Increased Frequency due to increased Density and Voltage?

Discussion in 'The Projects Forum' started by vgbluefire, Feb 25, 2011.

  1. vgbluefire

    Thread Starter New Member

    Feb 25, 2011
    Hello all, probably a very basic question but I'd appreciate the help. If a ultrasound frequency swept signal has increased density and voltage in a biological object does that mean that the object's naturally-occurring singal frequency has also been increased?
  2. beenthere

    Retired Moderator

    Apr 20, 2004
    The source of the ultrasound is not likely to see a variation on the output due to being aimed at a region of greater density in the subject.

    The voltage used to operate the ultrasonic probe is neither affected by nor transfers to the biological specimen. The ultrasonic signal has several characteristics, but density is not one of them. Density is confined to the material being probed.

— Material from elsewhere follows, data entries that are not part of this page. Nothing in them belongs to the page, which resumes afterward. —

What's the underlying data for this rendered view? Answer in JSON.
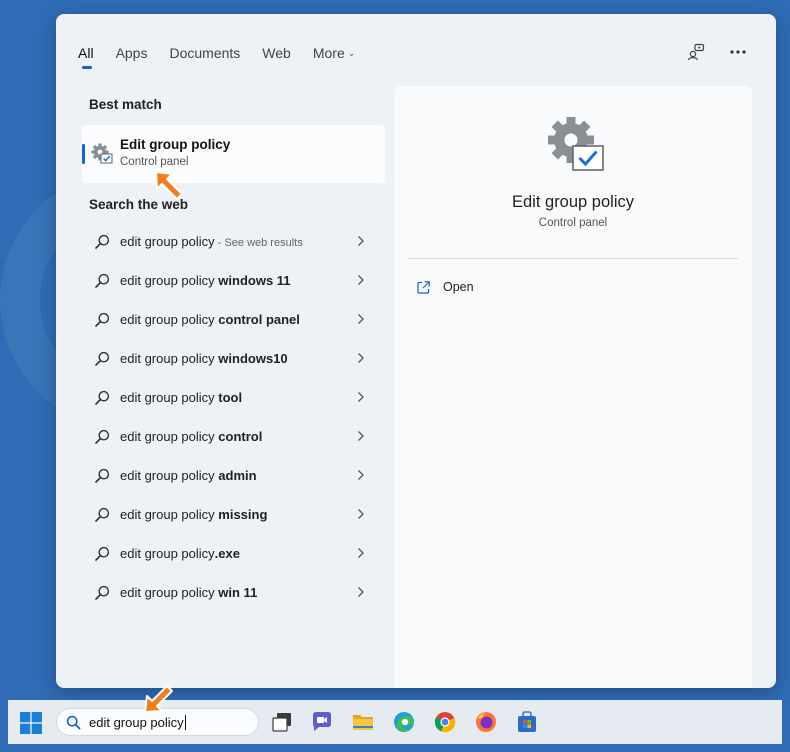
{
  "tabs": [
    {
      "label": "All",
      "active": true
    },
    {
      "label": "Apps",
      "active": false
    },
    {
      "label": "Documents",
      "active": false
    },
    {
      "label": "Web",
      "active": false
    },
    {
      "label": "More",
      "active": false
    }
  ],
  "top_icons": [
    "account-switch-icon",
    "more-options-icon"
  ],
  "best_match": {
    "section_title": "Best match",
    "title": "Edit group policy",
    "subtitle": "Control panel",
    "icon": "group-policy-gear-icon"
  },
  "search_web": {
    "section_title": "Search the web",
    "results": [
      {
        "prefix": "edit group policy",
        "bold": "",
        "hint": " - See web results"
      },
      {
        "prefix": "edit group policy ",
        "bold": "windows 11",
        "hint": ""
      },
      {
        "prefix": "edit group policy ",
        "bold": "control panel",
        "hint": ""
      },
      {
        "prefix": "edit group policy ",
        "bold": "windows10",
        "hint": ""
      },
      {
        "prefix": "edit group policy ",
        "bold": "tool",
        "hint": ""
      },
      {
        "prefix": "edit group policy ",
        "bold": "control",
        "hint": ""
      },
      {
        "prefix": "edit group policy ",
        "bold": "admin",
        "hint": ""
      },
      {
        "prefix": "edit group policy ",
        "bold": "missing",
        "hint": ""
      },
      {
        "prefix": "edit group policy",
        "bold": ".exe",
        "hint": ""
      },
      {
        "prefix": "edit group policy ",
        "bold": "win 11",
        "hint": ""
      }
    ]
  },
  "preview": {
    "title": "Edit group policy",
    "subtitle": "Control panel",
    "actions": [
      {
        "label": "Open",
        "icon": "open-external-icon"
      }
    ]
  },
  "taskbar": {
    "search_value": "edit group policy",
    "icons": [
      "windows-logo-icon",
      "task-view-icon",
      "chat-icon",
      "file-explorer-icon",
      "edge-icon",
      "chrome-icon",
      "firefox-icon",
      "microsoft-store-icon"
    ]
  },
  "colors": {
    "desktop": "#2f6cb5",
    "accent": "#1763c6",
    "arrow": "#f07d1e"
  }
}
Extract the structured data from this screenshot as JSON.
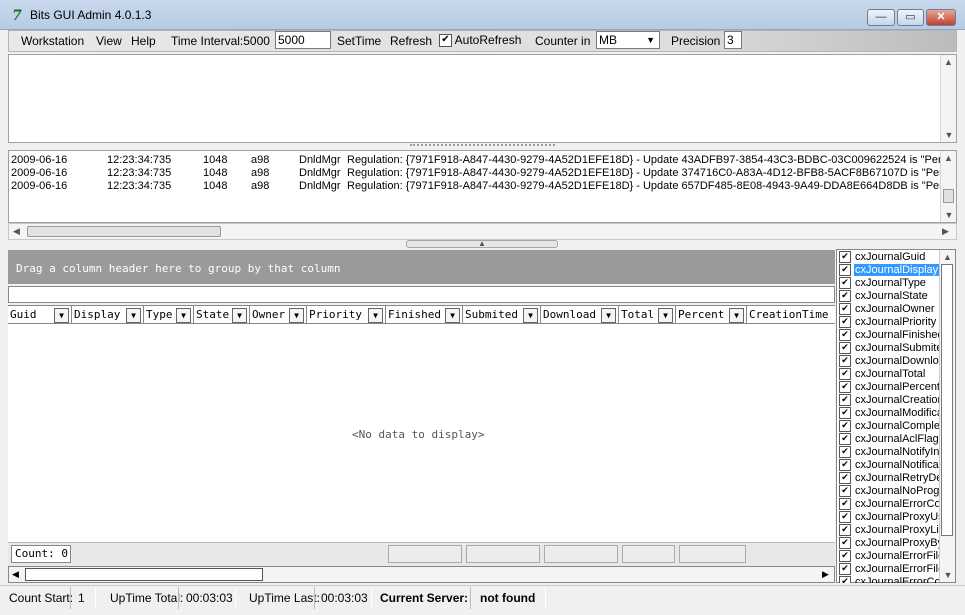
{
  "window": {
    "title": "Bits GUI Admin 4.0.1.3",
    "icon_name": "app-logo-icon",
    "minimize_glyph": "—",
    "maximize_glyph": "▭",
    "close_glyph": "✕"
  },
  "toolbar": {
    "menu": [
      "Workstation",
      "View",
      "Help"
    ],
    "time_interval_label": "Time Interval:5000",
    "time_interval_value": "5000",
    "settime_label": "SetTime",
    "refresh_label": "Refresh",
    "autorefresh_label": "AutoRefresh",
    "autorefresh_checked": true,
    "counter_label": "Counter in",
    "counter_value": "MB",
    "precision_label": "Precision",
    "precision_value": "3"
  },
  "log": {
    "rows": [
      {
        "date": "2009-06-16",
        "time": "12:23:34:735",
        "pid": "1048",
        "tid": "a98",
        "source": "DnldMgr",
        "message": "Regulation: {7971F918-A847-4430-9279-4A52D1EFE18D} - Update 43ADFB97-3854-43C3-BDBC-03C009622524 is \"PerUpd"
      },
      {
        "date": "2009-06-16",
        "time": "12:23:34:735",
        "pid": "1048",
        "tid": "a98",
        "source": "DnldMgr",
        "message": "Regulation: {7971F918-A847-4430-9279-4A52D1EFE18D} - Update 374716C0-A83A-4D12-BFB8-5ACF8B67107D is \"PerUpd"
      },
      {
        "date": "2009-06-16",
        "time": "12:23:34:735",
        "pid": "1048",
        "tid": "a98",
        "source": "DnldMgr",
        "message": "Regulation: {7971F918-A847-4430-9279-4A52D1EFE18D} - Update 657DF485-8E08-4943-9A49-DDA8E664D8DB is \"PerUpd"
      }
    ]
  },
  "grid": {
    "group_hint": "Drag a column header here to group by that column",
    "columns": [
      "Guid",
      "Display",
      "Type",
      "State",
      "Owner",
      "Priority",
      "Finished",
      "Submited",
      "Download",
      "Total",
      "Percent",
      "CreationTime"
    ],
    "empty_text": "<No data to display>",
    "count_text": "Count: 0"
  },
  "column_list": {
    "selected": "cxJournalDisplay",
    "items": [
      "cxJournalGuid",
      "cxJournalDisplay",
      "cxJournalType",
      "cxJournalState",
      "cxJournalOwner",
      "cxJournalPriority",
      "cxJournalFinished",
      "cxJournalSubmited",
      "cxJournalDownload",
      "cxJournalTotal",
      "cxJournalPercent",
      "cxJournalCreation",
      "cxJournalModifica",
      "cxJournalComplet",
      "cxJournalAclFlags",
      "cxJournalNotifyInt",
      "cxJournalNotificat",
      "cxJournalRetryDe",
      "cxJournalNoProgr",
      "cxJournalErrorCo",
      "cxJournalProxyUs",
      "cxJournalProxyLis",
      "cxJournalProxyBy",
      "cxJournalErrorFile",
      "cxJournalErrorFile",
      "cxJournalErrorCo"
    ]
  },
  "status": {
    "count_start_label": "Count Start:",
    "count_start_value": "1",
    "uptime_total_label": "UpTime Total:",
    "uptime_total_value": "00:03:03",
    "uptime_last_label": "UpTime Last:",
    "uptime_last_value": "00:03:03",
    "current_server_label": "Current Server:",
    "current_server_value": "not found"
  },
  "colors": {
    "group_panel_bg": "#9a9a9a",
    "selection": "#3399ff",
    "title_bar": "#c9d9ec",
    "close_button": "#c2412c"
  }
}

    Sound travels at different speeds in mediums with differing density, a phenomenon used by geologists when using sound to map underground structures. That implies that a denser material passes sound faster than a softer one. It is unlikely that a natural frequency exists in the various materials. If that were the case, all one would have to do is listen, rather than have to use a probe to couple a frequency into the subject.

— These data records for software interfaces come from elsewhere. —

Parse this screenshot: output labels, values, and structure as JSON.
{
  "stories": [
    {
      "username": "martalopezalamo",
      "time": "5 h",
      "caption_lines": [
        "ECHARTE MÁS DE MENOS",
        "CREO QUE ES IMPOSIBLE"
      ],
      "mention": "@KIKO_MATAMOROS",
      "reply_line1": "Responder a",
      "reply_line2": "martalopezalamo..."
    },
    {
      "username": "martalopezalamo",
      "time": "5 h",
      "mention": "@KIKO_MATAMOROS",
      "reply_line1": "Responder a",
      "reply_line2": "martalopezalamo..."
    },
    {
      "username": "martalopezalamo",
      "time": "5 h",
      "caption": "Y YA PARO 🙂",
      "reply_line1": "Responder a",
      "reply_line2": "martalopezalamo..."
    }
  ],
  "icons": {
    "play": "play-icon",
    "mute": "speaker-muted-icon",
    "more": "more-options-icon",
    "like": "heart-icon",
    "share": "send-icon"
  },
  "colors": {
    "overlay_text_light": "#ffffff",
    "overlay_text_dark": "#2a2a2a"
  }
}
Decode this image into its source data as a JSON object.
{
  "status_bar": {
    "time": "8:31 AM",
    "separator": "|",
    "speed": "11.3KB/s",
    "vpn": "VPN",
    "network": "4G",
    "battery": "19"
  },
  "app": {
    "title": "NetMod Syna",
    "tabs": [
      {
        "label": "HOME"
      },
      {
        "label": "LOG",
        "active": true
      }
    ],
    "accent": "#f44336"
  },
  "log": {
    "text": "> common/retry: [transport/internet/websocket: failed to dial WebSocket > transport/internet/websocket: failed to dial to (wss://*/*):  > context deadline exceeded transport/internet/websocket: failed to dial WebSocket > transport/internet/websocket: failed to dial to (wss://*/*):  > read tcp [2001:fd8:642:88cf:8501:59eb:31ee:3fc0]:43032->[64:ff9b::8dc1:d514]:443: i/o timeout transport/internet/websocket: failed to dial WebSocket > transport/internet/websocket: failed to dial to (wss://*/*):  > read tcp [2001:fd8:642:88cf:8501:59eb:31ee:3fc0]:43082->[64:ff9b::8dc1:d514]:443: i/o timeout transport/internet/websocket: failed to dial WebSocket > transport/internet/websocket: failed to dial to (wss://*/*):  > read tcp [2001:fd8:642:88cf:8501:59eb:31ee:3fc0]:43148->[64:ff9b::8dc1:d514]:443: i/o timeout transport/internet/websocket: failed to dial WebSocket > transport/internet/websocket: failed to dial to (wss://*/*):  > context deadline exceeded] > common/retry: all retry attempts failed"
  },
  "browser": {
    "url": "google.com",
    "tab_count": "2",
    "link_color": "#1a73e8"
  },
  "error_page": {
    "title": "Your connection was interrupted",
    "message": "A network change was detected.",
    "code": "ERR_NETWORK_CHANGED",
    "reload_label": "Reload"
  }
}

    It is entirely possible that the ultrasonic signal is chirped (changed in frequency) in order to elicit more information. The biological subject is passive in all this. Sound waves simply traverse the material and get reflected back to the probe for analysis.